ASUU Strike: House Urges Federal Government to Resolve Crisis

Members of the House of Representatives have expressed dissatisfaction with the way the Federal Government has treated the industrial action embarked upon by the Academic Staff Union of Universities (ASSU) which has crippled academic activities across the country for several weeks. Reacting to a motion in this regard moved on Wednesday, December 5, 2018 by Hon. Sani Zoro, the House urged the Federal Government to immediately find lasting solutions to the perennial strike by the ASSU with its attendant consequences on the education sector. 

The lawmaker informed that there is virtually no year that the Union does not embark on strike to demand for the development of the education sector. He implored the Government to pay more attention to the demands of the Union in order to forestall further interruption of academic calendars. Hon. Zoro stated that threats of "no work, no pay" by the government is a negative approach to issue. 
Lawmakers further urged the government to invest more in the education sector; adding that the current state of most the educational institutions in the country is appalling.

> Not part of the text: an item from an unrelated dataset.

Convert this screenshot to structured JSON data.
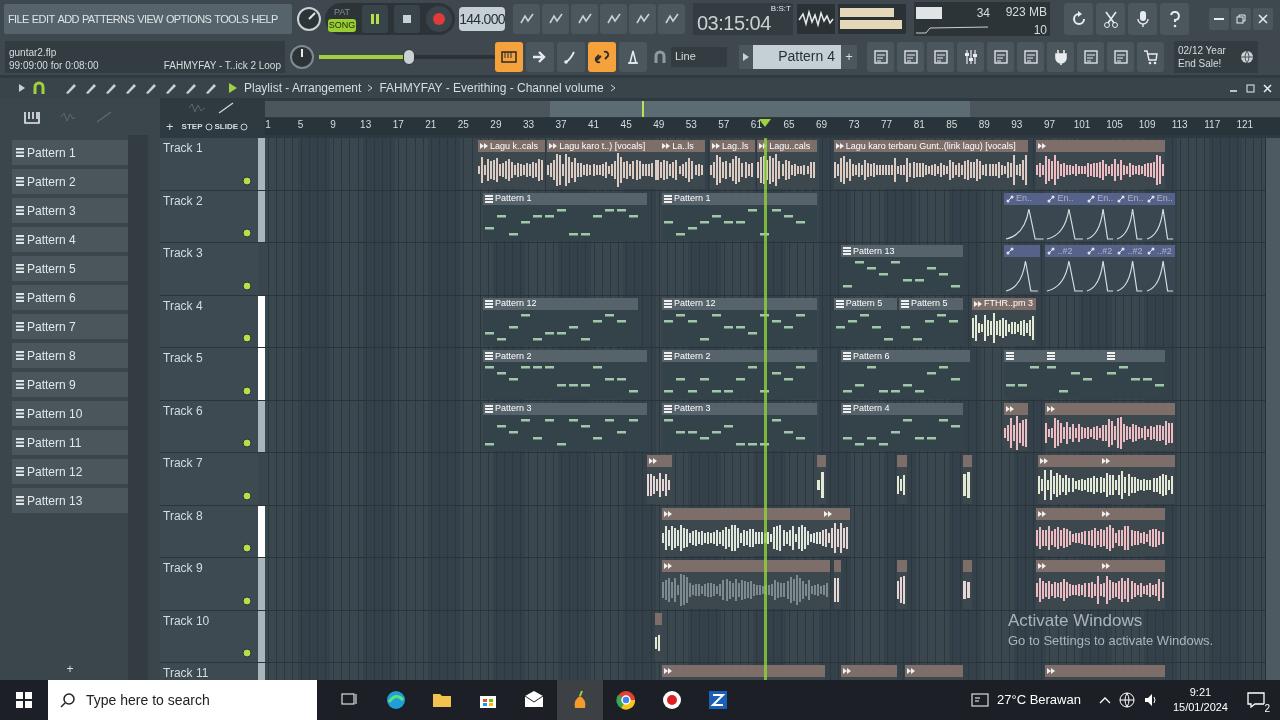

In another development, Hon. Nkeiruka Onyejiocha and other Lawmakers requested the management of the National Assembly to quickly look into the grievances of the parliamentary staff who protested over neglect of welfare and non-payment of salaries and allowances. They also called on the association to always resolve their grievances in a more amicable and peaceful manner, especially when they know that the leadership of the 8th National Assembly operates an "Open door" policy, thus are always available and ready to attend to staff complaints.

Also, the House passed some Bills both for second and third readings. One of the Bills passed for third reading on the floor of the House on Wednesday was a Bill seeking to amend the Asset Management Corporation Act, sponsored by the Chairman, Banking and Currency Committee, Hon. Jones Onyerire.

  • 2018-12-06 02:56:41